The tempo of a piece of music is the speed of the underlying beat.
The choice of tempo (speed) of a piece of music has a crucial bearing on its feel and the genre it sits in.
There are some styles of music which have specific tempos — e.g. romantic ballads tend to have a fairly slow tempo, whilst disco music tends to have a fast tempo.
The MIDI standard allows to synchronize several instruments to one tempo. We will go more in depth about this topic in one of our upcoming posts. Our devices, e.g. EX3 MIDI Expression Pedal provide such possibilities.
When you’re learning how to read sheet music there are 2 main things you need to look out for at the start of the piece:
The speed of a piece in traditional notation is given with an Italian word as shown below:
- Adagio means Slow
- Andante means Walking Pace
- Moderato means Quite Quickly
- Allegro means Fast
- Presto means Very Fast
These are written above the stave and are called tempo markings.
For example, the following music should be played fast…
However, in recent years the tempo of a piece has more commonly been given through an indication of the BPM. You may see something like this…
This would mean that the crotchet pulse of the piece is 120 beats per minute. In other words, there are 120 crotchet beats in a minute. This is called a metronome marking. (The same could be written using a quaver, semiquaver, etc.)
Slowing Down/Speeding Up
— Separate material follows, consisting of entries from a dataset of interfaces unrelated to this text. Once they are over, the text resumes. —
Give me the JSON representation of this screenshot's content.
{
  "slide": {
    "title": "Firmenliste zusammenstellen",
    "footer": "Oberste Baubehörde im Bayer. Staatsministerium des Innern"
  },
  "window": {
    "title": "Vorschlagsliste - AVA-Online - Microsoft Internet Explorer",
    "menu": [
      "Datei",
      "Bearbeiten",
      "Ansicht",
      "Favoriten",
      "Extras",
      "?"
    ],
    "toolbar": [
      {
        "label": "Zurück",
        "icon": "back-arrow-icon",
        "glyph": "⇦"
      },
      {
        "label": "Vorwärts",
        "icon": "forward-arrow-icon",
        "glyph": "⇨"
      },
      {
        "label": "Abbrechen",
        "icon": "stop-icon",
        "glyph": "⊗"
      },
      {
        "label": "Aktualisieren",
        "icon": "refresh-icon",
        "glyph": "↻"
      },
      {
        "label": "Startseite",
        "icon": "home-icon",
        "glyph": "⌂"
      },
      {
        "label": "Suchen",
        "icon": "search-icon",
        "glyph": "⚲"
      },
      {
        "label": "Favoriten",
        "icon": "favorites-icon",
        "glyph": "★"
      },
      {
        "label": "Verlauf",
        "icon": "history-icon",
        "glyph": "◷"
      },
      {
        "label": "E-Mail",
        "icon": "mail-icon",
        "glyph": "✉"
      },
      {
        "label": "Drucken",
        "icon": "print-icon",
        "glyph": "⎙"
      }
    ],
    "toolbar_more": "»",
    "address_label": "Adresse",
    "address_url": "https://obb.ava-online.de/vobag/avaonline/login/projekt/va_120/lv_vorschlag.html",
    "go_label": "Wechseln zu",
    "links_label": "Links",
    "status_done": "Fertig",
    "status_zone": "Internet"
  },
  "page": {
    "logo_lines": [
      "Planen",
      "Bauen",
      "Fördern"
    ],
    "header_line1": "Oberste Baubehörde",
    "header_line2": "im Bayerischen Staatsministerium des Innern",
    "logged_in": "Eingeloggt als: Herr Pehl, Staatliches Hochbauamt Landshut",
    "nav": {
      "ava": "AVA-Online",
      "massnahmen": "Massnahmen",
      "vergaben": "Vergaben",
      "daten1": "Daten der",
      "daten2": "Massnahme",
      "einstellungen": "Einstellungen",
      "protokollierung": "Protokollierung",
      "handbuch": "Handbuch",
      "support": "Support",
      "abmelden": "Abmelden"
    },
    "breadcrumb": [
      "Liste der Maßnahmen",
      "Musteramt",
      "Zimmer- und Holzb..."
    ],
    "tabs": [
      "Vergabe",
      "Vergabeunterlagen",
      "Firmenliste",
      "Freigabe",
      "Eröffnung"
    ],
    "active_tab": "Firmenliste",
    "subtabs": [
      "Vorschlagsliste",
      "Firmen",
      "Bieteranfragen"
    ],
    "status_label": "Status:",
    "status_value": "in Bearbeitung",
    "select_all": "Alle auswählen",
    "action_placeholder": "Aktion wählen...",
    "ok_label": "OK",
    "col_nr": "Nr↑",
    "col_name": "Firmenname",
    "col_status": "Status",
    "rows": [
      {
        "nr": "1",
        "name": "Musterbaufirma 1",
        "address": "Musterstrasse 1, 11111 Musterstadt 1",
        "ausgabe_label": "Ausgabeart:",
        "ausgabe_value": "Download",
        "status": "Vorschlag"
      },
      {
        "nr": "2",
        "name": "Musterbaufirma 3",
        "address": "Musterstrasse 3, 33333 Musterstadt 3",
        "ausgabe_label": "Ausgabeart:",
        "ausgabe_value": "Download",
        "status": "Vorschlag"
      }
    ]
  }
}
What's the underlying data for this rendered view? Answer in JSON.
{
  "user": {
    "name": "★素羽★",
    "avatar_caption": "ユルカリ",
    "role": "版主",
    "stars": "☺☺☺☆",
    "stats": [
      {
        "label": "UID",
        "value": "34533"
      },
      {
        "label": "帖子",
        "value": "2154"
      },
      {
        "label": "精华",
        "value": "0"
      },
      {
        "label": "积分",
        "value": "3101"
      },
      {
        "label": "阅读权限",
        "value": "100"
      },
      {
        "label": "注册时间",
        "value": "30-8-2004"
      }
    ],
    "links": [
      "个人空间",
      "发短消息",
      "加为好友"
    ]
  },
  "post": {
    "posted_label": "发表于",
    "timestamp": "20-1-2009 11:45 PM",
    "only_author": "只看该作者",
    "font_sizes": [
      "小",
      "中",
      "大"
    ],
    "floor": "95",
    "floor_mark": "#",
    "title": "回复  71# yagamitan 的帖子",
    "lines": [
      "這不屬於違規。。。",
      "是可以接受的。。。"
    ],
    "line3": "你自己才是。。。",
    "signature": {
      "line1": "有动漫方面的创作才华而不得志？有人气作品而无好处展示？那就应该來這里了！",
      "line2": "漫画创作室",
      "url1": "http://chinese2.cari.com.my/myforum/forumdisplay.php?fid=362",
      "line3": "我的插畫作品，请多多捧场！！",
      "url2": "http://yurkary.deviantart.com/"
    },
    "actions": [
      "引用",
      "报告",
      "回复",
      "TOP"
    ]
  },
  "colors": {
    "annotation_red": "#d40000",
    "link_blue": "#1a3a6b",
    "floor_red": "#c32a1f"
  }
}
Subtle changes in tempo help inject life into a piece. These are shown by the word accelerando (accel.) for speeding up or rallentando (rall.) or ritardando (rit.) for slowing down. After one of these markings, the phrase a tempo is written to tell the performer to return to the original tempo.